== INFORMATION ==

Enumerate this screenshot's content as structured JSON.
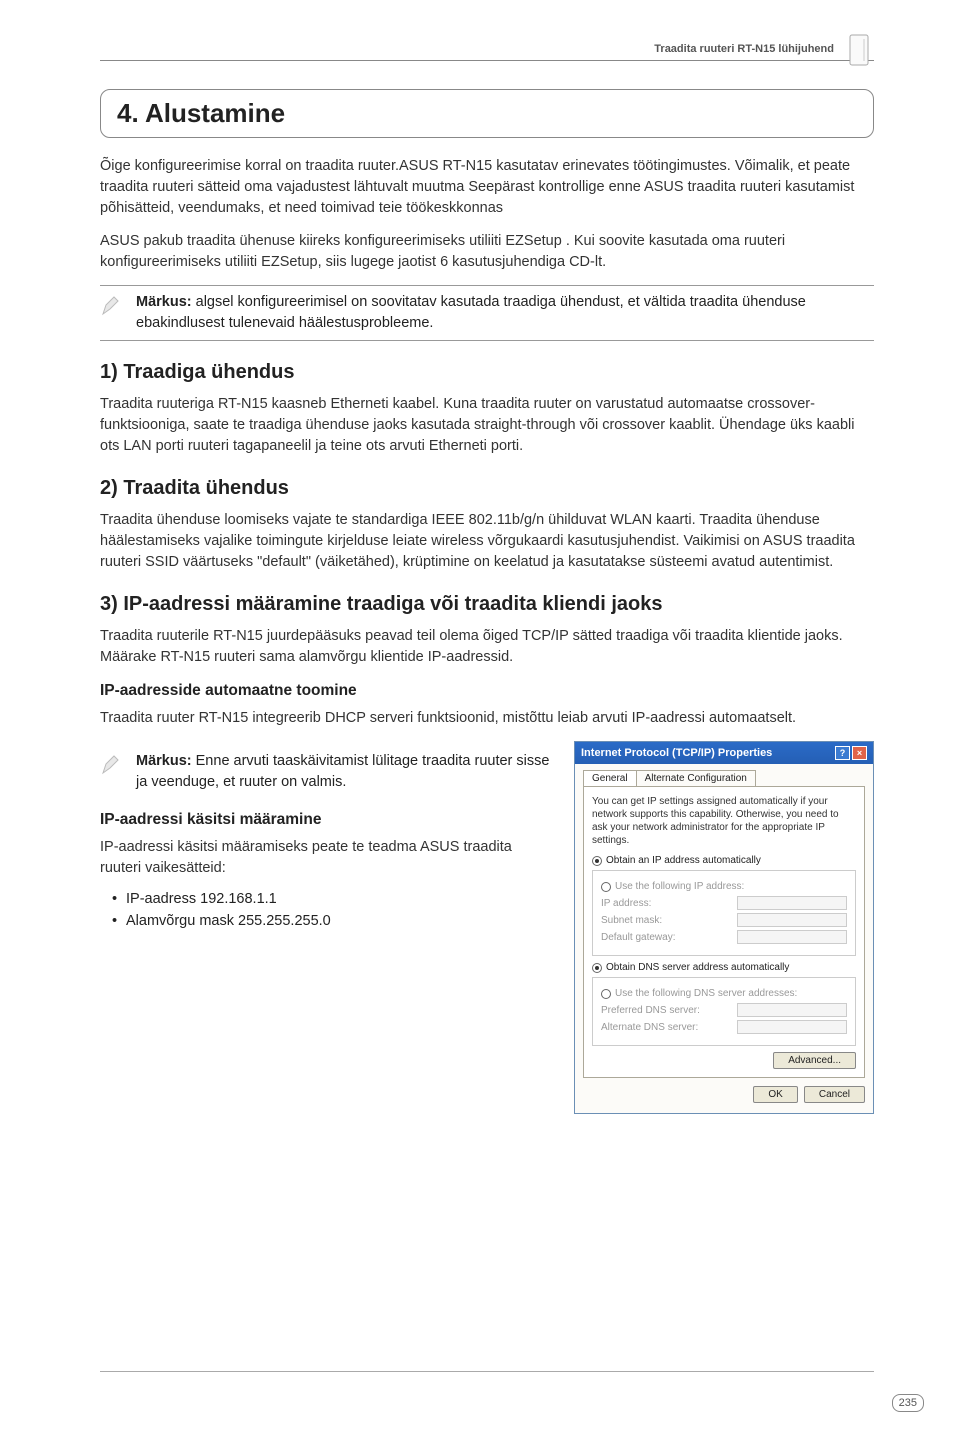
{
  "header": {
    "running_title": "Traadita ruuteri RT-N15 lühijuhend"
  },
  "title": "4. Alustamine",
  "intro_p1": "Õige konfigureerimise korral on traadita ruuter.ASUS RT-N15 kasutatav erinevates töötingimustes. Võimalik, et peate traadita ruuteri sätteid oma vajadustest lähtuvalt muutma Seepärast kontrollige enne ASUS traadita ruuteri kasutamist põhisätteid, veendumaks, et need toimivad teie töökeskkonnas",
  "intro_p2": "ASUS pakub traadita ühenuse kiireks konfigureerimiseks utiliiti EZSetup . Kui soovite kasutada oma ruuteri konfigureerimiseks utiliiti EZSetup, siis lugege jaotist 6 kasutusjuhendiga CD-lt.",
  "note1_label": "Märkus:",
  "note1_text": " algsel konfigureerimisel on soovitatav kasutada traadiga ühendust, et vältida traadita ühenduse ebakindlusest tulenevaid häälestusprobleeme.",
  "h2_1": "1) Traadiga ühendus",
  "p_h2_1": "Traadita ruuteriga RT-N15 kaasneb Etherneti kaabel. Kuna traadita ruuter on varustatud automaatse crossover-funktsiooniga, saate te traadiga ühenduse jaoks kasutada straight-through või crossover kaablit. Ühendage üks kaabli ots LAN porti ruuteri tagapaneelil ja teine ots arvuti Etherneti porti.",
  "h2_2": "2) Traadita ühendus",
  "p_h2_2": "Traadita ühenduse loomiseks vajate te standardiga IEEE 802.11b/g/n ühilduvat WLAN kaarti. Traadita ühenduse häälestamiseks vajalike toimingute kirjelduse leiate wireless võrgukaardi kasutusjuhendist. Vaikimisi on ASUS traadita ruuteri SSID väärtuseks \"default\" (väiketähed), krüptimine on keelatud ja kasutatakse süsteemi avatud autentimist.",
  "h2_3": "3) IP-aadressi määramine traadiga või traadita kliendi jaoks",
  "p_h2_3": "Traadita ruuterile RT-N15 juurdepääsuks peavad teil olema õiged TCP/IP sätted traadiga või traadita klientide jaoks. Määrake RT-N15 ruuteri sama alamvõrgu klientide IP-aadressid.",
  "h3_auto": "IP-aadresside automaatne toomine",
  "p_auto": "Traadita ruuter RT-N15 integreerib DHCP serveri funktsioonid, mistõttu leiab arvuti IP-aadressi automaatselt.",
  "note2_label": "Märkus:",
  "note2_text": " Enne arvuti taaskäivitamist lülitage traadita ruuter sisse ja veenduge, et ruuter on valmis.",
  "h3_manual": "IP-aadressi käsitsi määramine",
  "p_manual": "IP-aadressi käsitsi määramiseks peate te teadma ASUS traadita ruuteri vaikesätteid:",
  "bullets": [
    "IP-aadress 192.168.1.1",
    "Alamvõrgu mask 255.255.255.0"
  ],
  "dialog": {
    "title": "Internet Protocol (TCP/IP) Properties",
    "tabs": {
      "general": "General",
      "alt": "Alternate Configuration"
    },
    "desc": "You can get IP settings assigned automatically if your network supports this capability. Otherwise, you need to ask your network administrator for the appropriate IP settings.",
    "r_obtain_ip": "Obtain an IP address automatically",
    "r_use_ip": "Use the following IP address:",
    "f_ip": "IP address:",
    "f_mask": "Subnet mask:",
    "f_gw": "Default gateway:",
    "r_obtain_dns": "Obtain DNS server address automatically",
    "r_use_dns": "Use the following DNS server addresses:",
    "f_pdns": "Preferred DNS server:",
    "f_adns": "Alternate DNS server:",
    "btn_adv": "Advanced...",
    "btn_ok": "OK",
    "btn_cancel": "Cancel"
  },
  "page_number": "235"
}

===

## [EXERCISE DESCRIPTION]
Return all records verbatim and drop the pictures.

## [SOLUTION BELOW]
Enumerate this screenshot's content as structured JSON.
{
  "header": {
    "running_title": "Traadita ruuteri RT-N15 lühijuhend"
  },
  "title": "4. Alustamine",
  "intro_p1": "Õige konfigureerimise korral on traadita ruuter.ASUS RT-N15 kasutatav erinevates töötingimustes. Võimalik, et peate traadita ruuteri sätteid oma vajadustest lähtuvalt muutma Seepärast kontrollige enne ASUS traadita ruuteri kasutamist põhisätteid, veendumaks, et need toimivad teie töökeskkonnas",
  "intro_p2": "ASUS pakub traadita ühenuse kiireks konfigureerimiseks utiliiti EZSetup . Kui soovite kasutada oma ruuteri konfigureerimiseks utiliiti EZSetup, siis lugege jaotist 6 kasutusjuhendiga CD-lt.",
  "note1_label": "Märkus:",
  "note1_text": " algsel konfigureerimisel on soovitatav kasutada traadiga ühendust, et vältida traadita ühenduse ebakindlusest tulenevaid häälestusprobleeme.",
  "h2_1": "1) Traadiga ühendus",
  "p_h2_1": "Traadita ruuteriga RT-N15 kaasneb Etherneti kaabel. Kuna traadita ruuter on varustatud automaatse crossover-funktsiooniga, saate te traadiga ühenduse jaoks kasutada straight-through või crossover kaablit. Ühendage üks kaabli ots LAN porti ruuteri tagapaneelil ja teine ots arvuti Etherneti porti.",
  "h2_2": "2) Traadita ühendus",
  "p_h2_2": "Traadita ühenduse loomiseks vajate te standardiga IEEE 802.11b/g/n ühilduvat WLAN kaarti. Traadita ühenduse häälestamiseks vajalike toimingute kirjelduse leiate wireless võrgukaardi kasutusjuhendist. Vaikimisi on ASUS traadita ruuteri SSID väärtuseks \"default\" (väiketähed), krüptimine on keelatud ja kasutatakse süsteemi avatud autentimist.",
  "h2_3": "3) IP-aadressi määramine traadiga või traadita kliendi jaoks",
  "p_h2_3": "Traadita ruuterile RT-N15 juurdepääsuks peavad teil olema õiged TCP/IP sätted traadiga või traadita klientide jaoks. Määrake RT-N15 ruuteri sama alamvõrgu klientide IP-aadressid.",
  "h3_auto": "IP-aadresside automaatne toomine",
  "p_auto": "Traadita ruuter RT-N15 integreerib DHCP serveri funktsioonid, mistõttu leiab arvuti IP-aadressi automaatselt.",
  "note2_label": "Märkus:",
  "note2_text": " Enne arvuti taaskäivitamist lülitage traadita ruuter sisse ja veenduge, et ruuter on valmis.",
  "h3_manual": "IP-aadressi käsitsi määramine",
  "p_manual": "IP-aadressi käsitsi määramiseks peate te teadma ASUS traadita ruuteri vaikesätteid:",
  "bullets": [
    "IP-aadress 192.168.1.1",
    "Alamvõrgu mask 255.255.255.0"
  ],
  "dialog": {
    "title": "Internet Protocol (TCP/IP) Properties",
    "tabs": {
      "general": "General",
      "alt": "Alternate Configuration"
    },
    "desc": "You can get IP settings assigned automatically if your network supports this capability. Otherwise, you need to ask your network administrator for the appropriate IP settings.",
    "r_obtain_ip": "Obtain an IP address automatically",
    "r_use_ip": "Use the following IP address:",
    "f_ip": "IP address:",
    "f_mask": "Subnet mask:",
    "f_gw": "Default gateway:",
    "r_obtain_dns": "Obtain DNS server address automatically",
    "r_use_dns": "Use the following DNS server addresses:",
    "f_pdns": "Preferred DNS server:",
    "f_adns": "Alternate DNS server:",
    "btn_adv": "Advanced...",
    "btn_ok": "OK",
    "btn_cancel": "Cancel"
  },
  "page_number": "235"
}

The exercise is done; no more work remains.